Computer error changed Jared Kushner voter registration to female

He's been playing "Bosom Buddies" at the ballot box for eight years. Why and how is unclear.
Published : September 27, 2017 Updated : September 29, 2017
Jared Kushner 2016 Election
Left to right: John Kelly, Jared Kushner and Secretary of State Rex Tillerson. Photo: Getty Images

Update 1:22 p.m. September 29, 2017 — It looks like Kushner is off the hook on this one. The presidential son-in-law was, in fact, listed as a woman in the New York Board of Elections database. But the New York Daily News reports that he registered as a male, and a computer error changed that to female. His record was corrected on Wednesday.

Original Story September 27, 2017 — In perhaps the strangest example of hypocrisy to come out of the Trump administration yet, presidential son-in-law and senior adviser Jared Kushner is registered to vote in New York as a female.

Kushner — who has previously had trouble accurately filling out the disclosure forms for his security clearance — is listed on the New York State Board of Elections roster as "female."

The revelation comes in the same week that it was found that six members of Trump's circle used private email accounts to conduct government business, even though Trump made Hillary Clinton's use of a private email server a predominant issue in the campaign.
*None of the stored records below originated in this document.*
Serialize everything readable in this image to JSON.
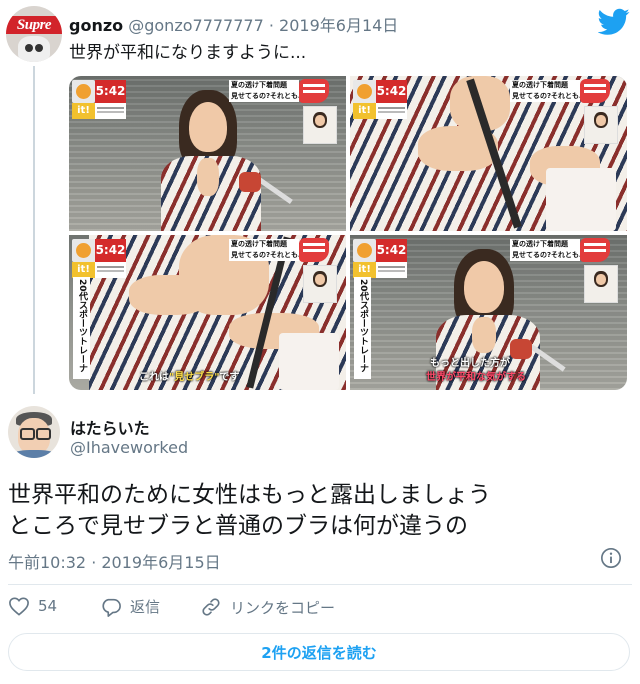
{
  "quoted_tweet": {
    "display_name": "gonzo",
    "handle": "@gonzo7777777",
    "date": "2019年6月14日",
    "text": "世界が平和になりますように...",
    "avatar_text": "Supre",
    "images": [
      {
        "time": "5:42",
        "it_badge": "it!",
        "caption_line1": "夏の透け下着問題",
        "caption_line2": "見せてるの?それとも…?"
      },
      {
        "time": "5:42",
        "it_badge": "it!",
        "caption_line1": "夏の透け下着問題",
        "caption_line2": "見せてるの?それとも…?"
      },
      {
        "time": "5:42",
        "it_badge": "it!",
        "caption_line1": "夏の透け下着問題",
        "caption_line2": "見せてるの?それとも…?",
        "vertical_banner": "20代スポーツトレーナー",
        "subtitle_pre": "これは",
        "subtitle_hl": "\"見せブラ\"",
        "subtitle_post": "です"
      },
      {
        "time": "5:42",
        "it_badge": "it!",
        "caption_line1": "夏の透け下着問題",
        "caption_line2": "見せてるの?それとも…?",
        "vertical_banner": "20代スポーツトレーナー",
        "subtitle_line1": "もっと出した方が",
        "subtitle_line2": "世界が平和な気がする"
      }
    ]
  },
  "main_tweet": {
    "display_name": "はたらいた",
    "handle": "@Ihaveworked",
    "text_line1": "世界平和のために女性はもっと露出しましょう",
    "text_line2": "ところで見せブラと普通のブラは何が違うの",
    "timestamp": "午前10:32 · 2019年6月15日"
  },
  "actions": {
    "like_count": "54",
    "reply_label": "返信",
    "copy_link_label": "リンクをコピー"
  },
  "read_replies_label": "2件の返信を読む",
  "icons": {
    "brand": "twitter-bird-icon",
    "info": "info-icon",
    "like": "heart-icon",
    "reply": "reply-bubble-icon",
    "copy_link": "link-icon"
  },
  "colors": {
    "twitter_blue": "#1da1f2",
    "secondary_text": "#657786",
    "primary_text": "#14171a",
    "border": "#e1e8ed"
  }
}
It also follows Trump's demonstrable lie that widespread voter fraud resulted in his losing the popular vote, after which it was found that former advisers Paul Manafort and Steve Bannon, former press secretary Sean Spicer, Treasury Secretary Steve Mnuchin, youngest daughter Tiffany Trump and Kushner were registered to vote in multiple states. But a member of Trump's circle goofing on the fairly basic reporting of their sex is a new one.

The Independent points out that Kushner has been playing "Bosom Buddies" at the ballot box for eight years.

Experts say that although it's a curious mistake, it's more ironic than actual voter fraud: "There has to be an intent to give the false information," Loyola Law School professor Justin Levitt told Wired. "If he (for some reason) knowingly registered as a woman — for what purpose, I could not guess — that might be described as voter fraud, though it would have negligible effect on the determination of his eligibility, so wouldn’t amount to much anyway.”
 

 
Latest From ...
Most Popular From ...